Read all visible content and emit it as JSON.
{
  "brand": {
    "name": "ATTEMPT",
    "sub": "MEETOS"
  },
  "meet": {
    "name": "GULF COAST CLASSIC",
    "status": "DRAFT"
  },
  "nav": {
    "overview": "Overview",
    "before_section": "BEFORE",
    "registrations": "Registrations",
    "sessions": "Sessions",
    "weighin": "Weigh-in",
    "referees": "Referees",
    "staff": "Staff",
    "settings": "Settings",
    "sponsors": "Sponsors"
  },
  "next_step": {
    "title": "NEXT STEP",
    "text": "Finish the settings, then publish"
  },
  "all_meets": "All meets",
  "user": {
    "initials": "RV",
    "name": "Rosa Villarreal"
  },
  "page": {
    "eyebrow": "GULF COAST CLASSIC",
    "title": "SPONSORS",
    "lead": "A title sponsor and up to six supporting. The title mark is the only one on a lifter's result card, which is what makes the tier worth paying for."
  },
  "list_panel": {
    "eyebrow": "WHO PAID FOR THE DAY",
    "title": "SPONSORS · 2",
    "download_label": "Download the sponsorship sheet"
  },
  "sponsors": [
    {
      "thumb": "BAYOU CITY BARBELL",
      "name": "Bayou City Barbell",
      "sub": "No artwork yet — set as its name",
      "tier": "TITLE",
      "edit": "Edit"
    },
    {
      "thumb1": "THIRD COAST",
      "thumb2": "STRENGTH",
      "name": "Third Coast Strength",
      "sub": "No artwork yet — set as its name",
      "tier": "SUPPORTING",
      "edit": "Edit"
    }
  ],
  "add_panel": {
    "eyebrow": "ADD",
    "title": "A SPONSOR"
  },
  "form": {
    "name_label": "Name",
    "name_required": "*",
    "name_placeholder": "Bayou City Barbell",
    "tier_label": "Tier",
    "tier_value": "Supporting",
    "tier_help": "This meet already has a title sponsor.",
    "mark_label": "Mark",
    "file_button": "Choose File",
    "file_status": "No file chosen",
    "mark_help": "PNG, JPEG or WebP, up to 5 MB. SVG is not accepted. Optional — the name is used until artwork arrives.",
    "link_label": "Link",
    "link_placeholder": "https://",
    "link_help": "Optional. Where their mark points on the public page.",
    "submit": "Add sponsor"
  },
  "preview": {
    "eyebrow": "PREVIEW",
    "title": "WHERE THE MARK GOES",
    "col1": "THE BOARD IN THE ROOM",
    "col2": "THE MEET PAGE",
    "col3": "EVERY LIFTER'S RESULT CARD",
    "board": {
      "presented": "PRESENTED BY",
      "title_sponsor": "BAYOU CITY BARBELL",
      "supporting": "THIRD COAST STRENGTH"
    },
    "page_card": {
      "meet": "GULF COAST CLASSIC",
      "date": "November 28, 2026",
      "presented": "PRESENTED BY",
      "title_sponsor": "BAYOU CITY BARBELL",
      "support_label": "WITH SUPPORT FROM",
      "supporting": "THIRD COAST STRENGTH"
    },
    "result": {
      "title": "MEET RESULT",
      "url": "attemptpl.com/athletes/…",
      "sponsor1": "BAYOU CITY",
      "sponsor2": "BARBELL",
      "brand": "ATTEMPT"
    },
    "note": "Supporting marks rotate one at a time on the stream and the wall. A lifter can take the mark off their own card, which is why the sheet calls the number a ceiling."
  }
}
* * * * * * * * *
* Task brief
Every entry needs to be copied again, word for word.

* Answer box
Read all visible content and emit it as JSON.
{
  "brand": {
    "name": "ATTEMPT",
    "sub": "MEETOS"
  },
  "meet": {
    "name": "GULF COAST CLASSIC",
    "status": "DRAFT"
  },
  "nav": {
    "overview": "Overview",
    "before_section": "BEFORE",
    "registrations": "Registrations",
    "sessions": "Sessions",
    "weighin": "Weigh-in",
    "referees": "Referees",
    "staff": "Staff",
    "settings": "Settings",
    "sponsors": "Sponsors"
  },
  "next_step": {
    "title": "NEXT STEP",
    "text": "Finish the settings, then publish"
  },
  "all_meets": "All meets",
  "user": {
    "initials": "RV",
    "name": "Rosa Villarreal"
  },
  "page": {
    "eyebrow": "GULF COAST CLASSIC",
    "title": "SPONSORS",
    "lead": "A title sponsor and up to six supporting. The title mark is the only one on a lifter's result card, which is what makes the tier worth paying for."
  },
  "list_panel": {
    "eyebrow": "WHO PAID FOR THE DAY",
    "title": "SPONSORS · 2",
    "download_label": "Download the sponsorship sheet"
  },
  "sponsors": [
    {
      "thumb": "BAYOU CITY BARBELL",
      "name": "Bayou City Barbell",
      "sub": "No artwork yet — set as its name",
      "tier": "TITLE",
      "edit": "Edit"
    },
    {
      "thumb1": "THIRD COAST",
      "thumb2": "STRENGTH",
      "name": "Third Coast Strength",
      "sub": "No artwork yet — set as its name",
      "tier": "SUPPORTING",
      "edit": "Edit"
    }
  ],
  "add_panel": {
    "eyebrow": "ADD",
    "title": "A SPONSOR"
  },
  "form": {
    "name_label": "Name",
    "name_required": "*",
    "name_placeholder": "Bayou City Barbell",
    "tier_label": "Tier",
    "tier_value": "Supporting",
    "tier_help": "This meet already has a title sponsor.",
    "mark_label": "Mark",
    "file_button": "Choose File",
    "file_status": "No file chosen",
    "mark_help": "PNG, JPEG or WebP, up to 5 MB. SVG is not accepted. Optional — the name is used until artwork arrives.",
    "link_label": "Link",
    "link_placeholder": "https://",
    "link_help": "Optional. Where their mark points on the public page.",
    "submit": "Add sponsor"
  },
  "preview": {
    "eyebrow": "PREVIEW",
    "title": "WHERE THE MARK GOES",
    "col1": "THE BOARD IN THE ROOM",
    "col2": "THE MEET PAGE",
    "col3": "EVERY LIFTER'S RESULT CARD",
    "board": {
      "presented": "PRESENTED BY",
      "title_sponsor": "BAYOU CITY BARBELL",
      "supporting": "THIRD COAST STRENGTH"
    },
    "page_card": {
      "meet": "GULF COAST CLASSIC",
      "date": "November 28, 2026",
      "presented": "PRESENTED BY",
      "title_sponsor": "BAYOU CITY BARBELL",
      "support_label": "WITH SUPPORT FROM",
      "supporting": "THIRD COAST STRENGTH"
    },
    "result": {
      "title": "MEET RESULT",
      "url": "attemptpl.com/athletes/…",
      "sponsor1": "BAYOU CITY",
      "sponsor2": "BARBELL",
      "brand": "ATTEMPT"
    },
    "note": "Supporting marks rotate one at a time on the stream and the wall. A lifter can take the mark off their own card, which is why the sheet calls the number a ceiling."
  }
}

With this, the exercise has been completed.